**ASSIGNED TASK:**
From the line that contains "Transcribe this image's" down to the last line of the entries, repeat every line exactly. Do not carry over the pictures.

**Stored dataset items:**
· · · ·

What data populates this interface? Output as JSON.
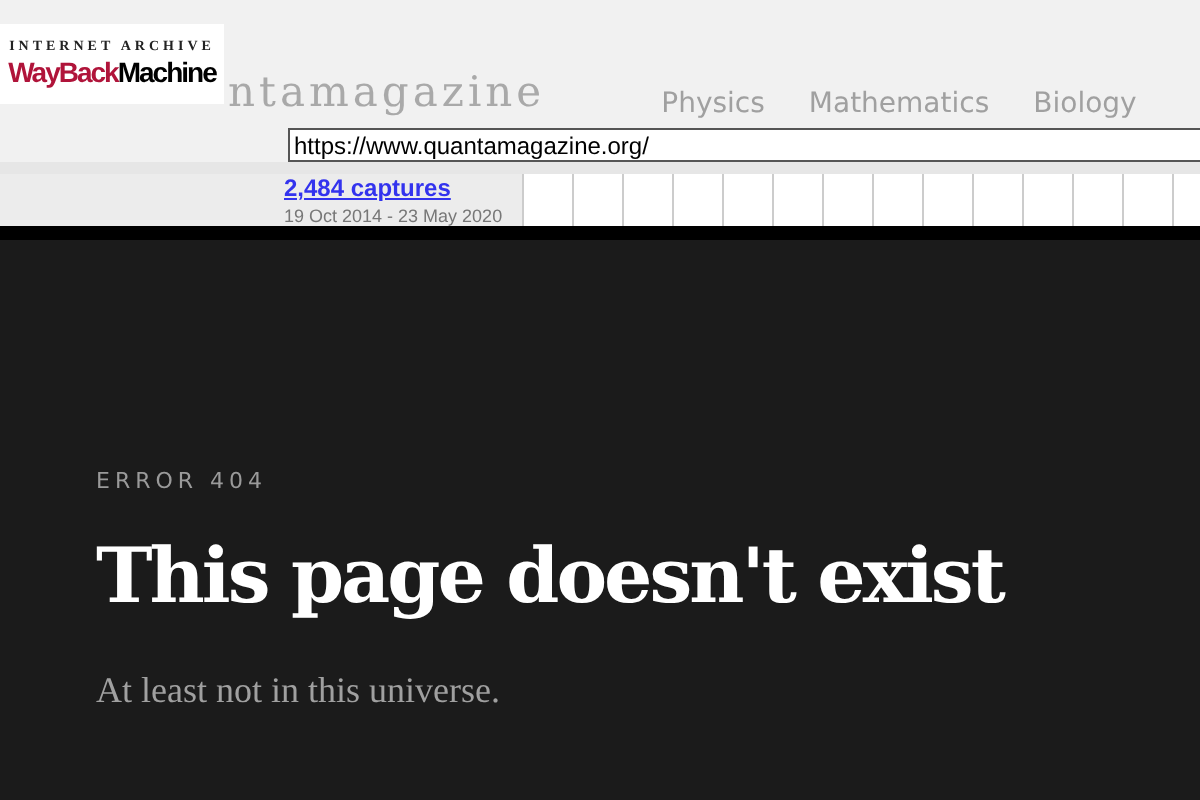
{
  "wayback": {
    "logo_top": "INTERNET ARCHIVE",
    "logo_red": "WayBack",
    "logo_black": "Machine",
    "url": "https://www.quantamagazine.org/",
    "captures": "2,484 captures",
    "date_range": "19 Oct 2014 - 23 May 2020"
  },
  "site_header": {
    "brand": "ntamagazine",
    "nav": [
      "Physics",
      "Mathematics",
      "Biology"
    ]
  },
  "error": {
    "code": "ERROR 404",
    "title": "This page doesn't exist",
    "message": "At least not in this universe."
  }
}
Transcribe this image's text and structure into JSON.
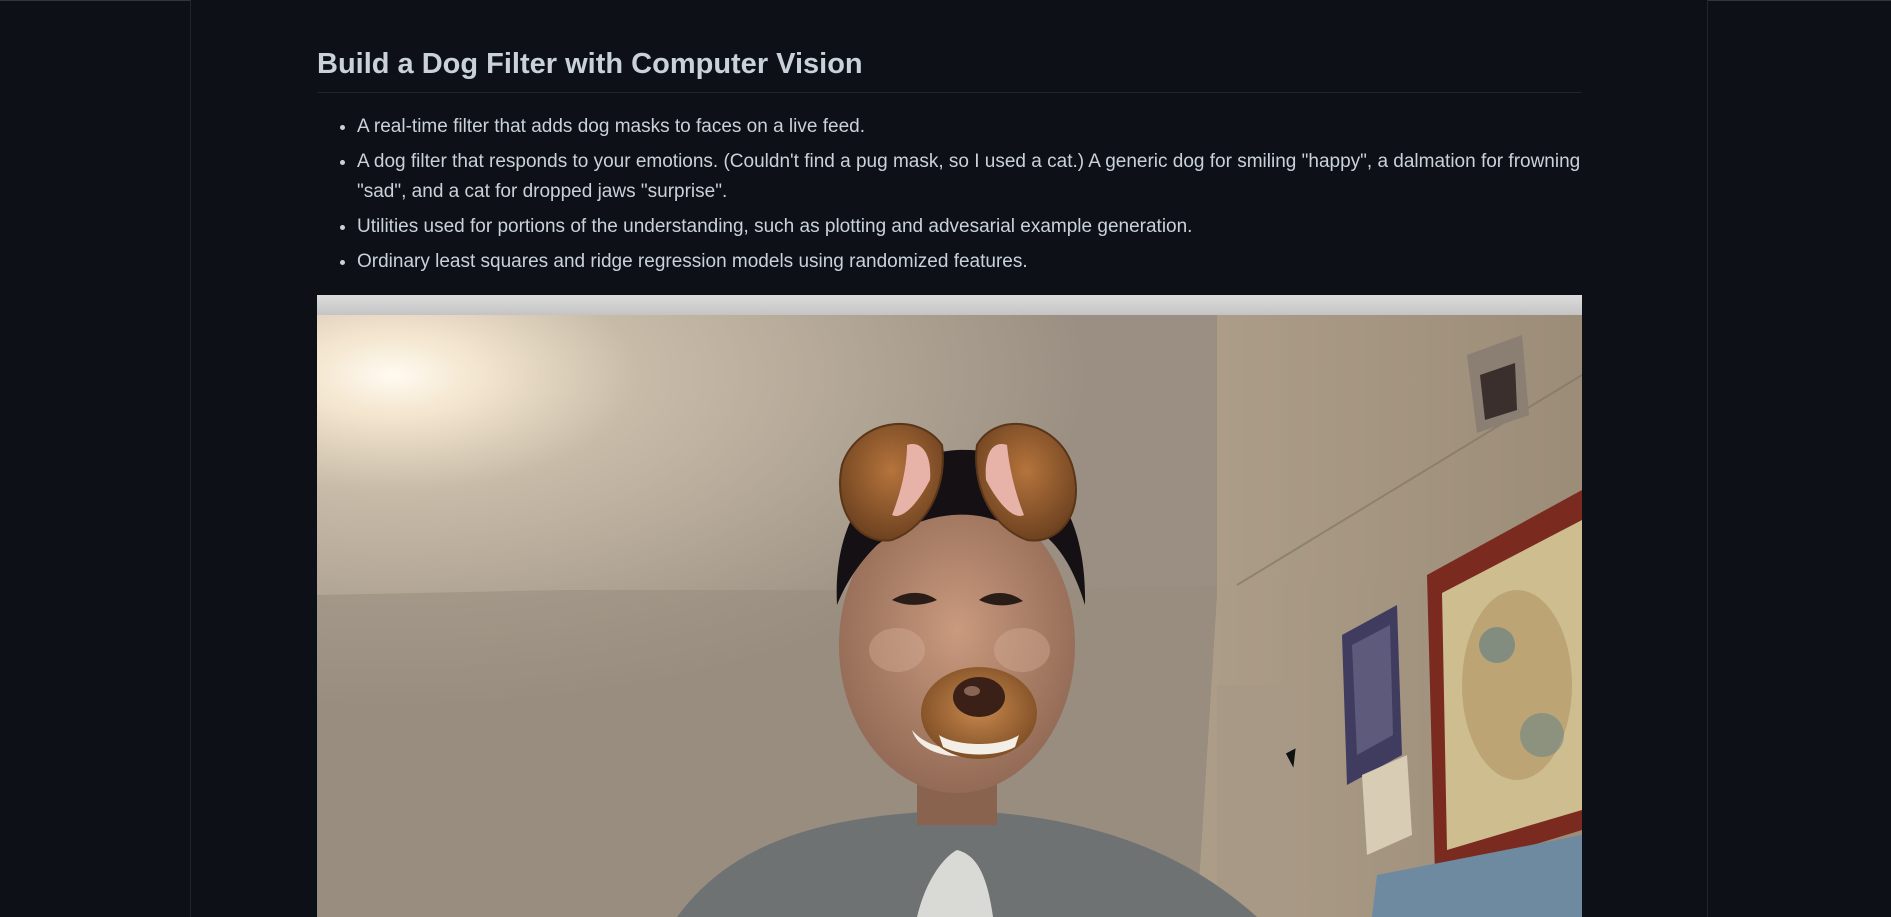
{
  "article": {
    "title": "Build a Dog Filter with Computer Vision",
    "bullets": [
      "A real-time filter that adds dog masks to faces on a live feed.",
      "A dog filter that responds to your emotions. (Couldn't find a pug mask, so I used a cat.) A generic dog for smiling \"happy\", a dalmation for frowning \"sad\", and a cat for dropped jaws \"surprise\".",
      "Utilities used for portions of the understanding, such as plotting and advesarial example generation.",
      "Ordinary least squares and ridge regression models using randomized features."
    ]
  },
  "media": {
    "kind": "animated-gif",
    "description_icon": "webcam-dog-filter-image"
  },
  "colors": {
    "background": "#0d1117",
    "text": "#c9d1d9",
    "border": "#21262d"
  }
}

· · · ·

**WRITTEN RESPONSE:**
Transcribe this image's text and structure into JSON.
{
  "article": {
    "title": "Build a Dog Filter with Computer Vision",
    "bullets": [
      "A real-time filter that adds dog masks to faces on a live feed.",
      "A dog filter that responds to your emotions. (Couldn't find a pug mask, so I used a cat.) A generic dog for smiling \"happy\", a dalmation for frowning \"sad\", and a cat for dropped jaws \"surprise\".",
      "Utilities used for portions of the understanding, such as plotting and advesarial example generation.",
      "Ordinary least squares and ridge regression models using randomized features."
    ]
  },
  "media": {
    "kind": "animated-gif",
    "description_icon": "webcam-dog-filter-image"
  },
  "colors": {
    "background": "#0d1117",
    "text": "#c9d1d9",
    "border": "#21262d"
  }
}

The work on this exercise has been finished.